PS: Could you use X-ray to determine the exact bone locations, like the automated lamb boning room developed by Scott Technologies in New Zealand?
GM: They [the lamb processors] can afford to use these different sensing modalities because they take longer to collect the data. Some of these lamb facilities, they might be processing one lamb or one sheep every 30 seconds, some one a minute. In a poultry processing facility, where we’re doing the deboning task, they are doing one bird every two seconds. They don’t have time — the birds are just going by too fast.
PS: What’s the most difficult part of this problem?
GM: They have all been extremely challenging, because none of this really existed. The force control in one sense was one of the easier problems, because there was an existing body of literature we could build upon, so that helped. But with everything else, there was not really as much to build upon. Cutting, itself, is not a very well-understood process, especially when you are cutting bio-materials. They are so incredibly nonlinear, there’s a lot more complexity in that. So that’s something we had to expend a lot of energy modeling.
PS: There’s another robot that can cut through flesh — the Da Vinci surgical robot. Did you work with them at all on these force-control algorithms? Will this work impact robot surgery at all?
GM: Most of the robotic surgery stuff is tele-operated, so there’s a man in the loop. They’re not really as concerned about trying to automatically detect these things. They are more concerned about filtering out the trimmers, providing the right visual image of what the person is doing. They’re not trying to automate surgery, but this work could really impact that.

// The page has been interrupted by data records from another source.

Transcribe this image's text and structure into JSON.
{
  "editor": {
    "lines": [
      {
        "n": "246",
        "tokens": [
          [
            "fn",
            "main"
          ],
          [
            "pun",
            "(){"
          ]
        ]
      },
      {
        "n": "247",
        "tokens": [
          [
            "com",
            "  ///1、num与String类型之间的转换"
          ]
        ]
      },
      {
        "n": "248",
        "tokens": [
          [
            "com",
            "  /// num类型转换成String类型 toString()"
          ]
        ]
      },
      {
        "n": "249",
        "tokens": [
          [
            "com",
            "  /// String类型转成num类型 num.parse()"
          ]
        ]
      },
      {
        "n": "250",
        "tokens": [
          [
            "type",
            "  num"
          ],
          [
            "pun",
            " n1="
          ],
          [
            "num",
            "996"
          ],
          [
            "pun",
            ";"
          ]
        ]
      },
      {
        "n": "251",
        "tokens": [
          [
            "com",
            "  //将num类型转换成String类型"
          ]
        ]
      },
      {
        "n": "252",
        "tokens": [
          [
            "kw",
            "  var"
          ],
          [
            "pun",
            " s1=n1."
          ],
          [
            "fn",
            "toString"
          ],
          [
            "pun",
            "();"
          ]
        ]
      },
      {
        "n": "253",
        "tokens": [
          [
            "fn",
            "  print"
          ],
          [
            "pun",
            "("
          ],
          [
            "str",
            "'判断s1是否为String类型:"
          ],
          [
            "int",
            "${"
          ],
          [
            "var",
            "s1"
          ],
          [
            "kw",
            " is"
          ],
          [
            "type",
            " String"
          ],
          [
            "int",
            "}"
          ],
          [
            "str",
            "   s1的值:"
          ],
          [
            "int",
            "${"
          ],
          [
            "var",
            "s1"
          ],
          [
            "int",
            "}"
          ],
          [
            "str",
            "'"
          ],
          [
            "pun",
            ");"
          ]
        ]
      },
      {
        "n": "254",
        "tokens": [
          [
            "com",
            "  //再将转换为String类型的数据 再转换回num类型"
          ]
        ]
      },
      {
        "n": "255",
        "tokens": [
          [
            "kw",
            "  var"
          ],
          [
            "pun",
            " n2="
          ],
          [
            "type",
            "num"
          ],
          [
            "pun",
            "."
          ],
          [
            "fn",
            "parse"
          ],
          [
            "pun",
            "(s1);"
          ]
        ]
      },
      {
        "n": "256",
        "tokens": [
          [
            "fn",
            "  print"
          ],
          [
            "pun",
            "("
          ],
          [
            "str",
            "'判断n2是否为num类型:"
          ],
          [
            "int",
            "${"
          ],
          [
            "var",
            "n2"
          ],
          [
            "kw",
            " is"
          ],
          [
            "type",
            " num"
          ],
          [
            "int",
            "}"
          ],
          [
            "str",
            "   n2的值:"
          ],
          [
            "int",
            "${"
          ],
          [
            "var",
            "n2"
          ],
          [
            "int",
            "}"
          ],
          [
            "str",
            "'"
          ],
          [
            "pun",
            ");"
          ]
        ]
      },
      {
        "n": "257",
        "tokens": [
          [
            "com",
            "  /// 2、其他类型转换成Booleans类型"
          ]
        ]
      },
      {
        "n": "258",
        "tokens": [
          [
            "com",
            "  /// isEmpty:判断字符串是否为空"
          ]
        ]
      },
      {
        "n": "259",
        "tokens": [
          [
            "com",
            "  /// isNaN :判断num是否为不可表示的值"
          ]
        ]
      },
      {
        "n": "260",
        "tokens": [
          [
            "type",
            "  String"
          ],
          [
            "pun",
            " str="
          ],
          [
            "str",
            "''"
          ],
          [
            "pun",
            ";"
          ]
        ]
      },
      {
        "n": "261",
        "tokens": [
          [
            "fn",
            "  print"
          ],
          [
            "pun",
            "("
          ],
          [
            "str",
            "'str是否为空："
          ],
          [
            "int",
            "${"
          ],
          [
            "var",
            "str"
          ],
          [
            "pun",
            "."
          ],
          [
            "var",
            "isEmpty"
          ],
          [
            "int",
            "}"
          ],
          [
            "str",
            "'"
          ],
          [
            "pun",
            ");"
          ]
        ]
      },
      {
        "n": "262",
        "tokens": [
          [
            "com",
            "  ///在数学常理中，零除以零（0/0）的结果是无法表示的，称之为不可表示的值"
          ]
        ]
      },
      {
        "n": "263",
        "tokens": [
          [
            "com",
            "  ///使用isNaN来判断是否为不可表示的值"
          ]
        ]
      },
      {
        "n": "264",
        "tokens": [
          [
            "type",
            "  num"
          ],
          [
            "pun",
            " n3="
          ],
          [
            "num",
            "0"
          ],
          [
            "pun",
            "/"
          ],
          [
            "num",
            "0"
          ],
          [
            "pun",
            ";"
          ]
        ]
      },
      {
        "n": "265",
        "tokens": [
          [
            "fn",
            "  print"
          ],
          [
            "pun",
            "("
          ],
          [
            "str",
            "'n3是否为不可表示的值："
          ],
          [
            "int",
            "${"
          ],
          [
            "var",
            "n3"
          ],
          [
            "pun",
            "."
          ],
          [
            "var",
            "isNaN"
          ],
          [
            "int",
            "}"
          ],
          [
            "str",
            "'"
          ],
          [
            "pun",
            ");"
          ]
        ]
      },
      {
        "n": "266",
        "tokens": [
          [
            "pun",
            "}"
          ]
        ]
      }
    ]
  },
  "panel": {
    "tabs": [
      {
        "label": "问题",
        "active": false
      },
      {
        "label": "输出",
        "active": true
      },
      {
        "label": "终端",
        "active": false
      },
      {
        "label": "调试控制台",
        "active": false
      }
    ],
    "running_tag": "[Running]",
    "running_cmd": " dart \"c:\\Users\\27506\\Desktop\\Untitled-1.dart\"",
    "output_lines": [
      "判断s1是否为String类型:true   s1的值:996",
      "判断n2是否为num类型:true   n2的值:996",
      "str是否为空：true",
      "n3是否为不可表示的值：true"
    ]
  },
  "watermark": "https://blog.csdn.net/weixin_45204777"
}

I do see some possibility of expanding this out into surgery, but people are not ready for a fully automated robotic surgeon. What I’d like to do is talk about what’s the first step. There may be some simple steps a surgeon doesn’t want to do. A doctor doesn’t open, and he certainly doesn’t close — that’s done by other people. So is there a task that maybe a robot can do? Or vice versa. Would it help if you’re doing robotic surgery, collecting this force feedback data and being able to provide some feedback to the doctor? “Hey, you just ran into bone,” or “the force is increasing, danger danger” scenario. There may be some way to augment or help the doctor.
PS: What do you want this system to do, ultimately?
In the short term, I would like to be able to simply remove the worker doing these cuts, and put this system in. That would help the plants with an ergonomics issue, and help them increase their yield. In the long term, we have a program to design the poultry plant of the future. We would like to be able to radically change the way we do the process.
Now that we understand how important food safety is, and we want to minimize water use, etc, how would I do the process completely differently? We’re kicking around a lot of ideas. If I’ve got a smart deboning system, why do I eviscerate the bird, which can lead to a lot of the contamination issues? Maybe I should just debone the bird before I eviscerate it. That’s called hot deboning, where the meat is still warm. When you look at the food safety implications, the fact that you now have technology that could guarantee you are not going to cut too far and cut the intestines — maybe that’s a viable solution.
PS: Have you lost your appetite for chicken since embarking on this project?
GM: When I took this job I was kind of worried about that, because I ate a lot of poultry. But I learned that the industry does a really good job. It’s not this ugly or disgusting or horrible process. It is done very well, and I actually do have confidence that what I get is safe food. So I was really happy about that. If I had to give up chicken, what would I go to?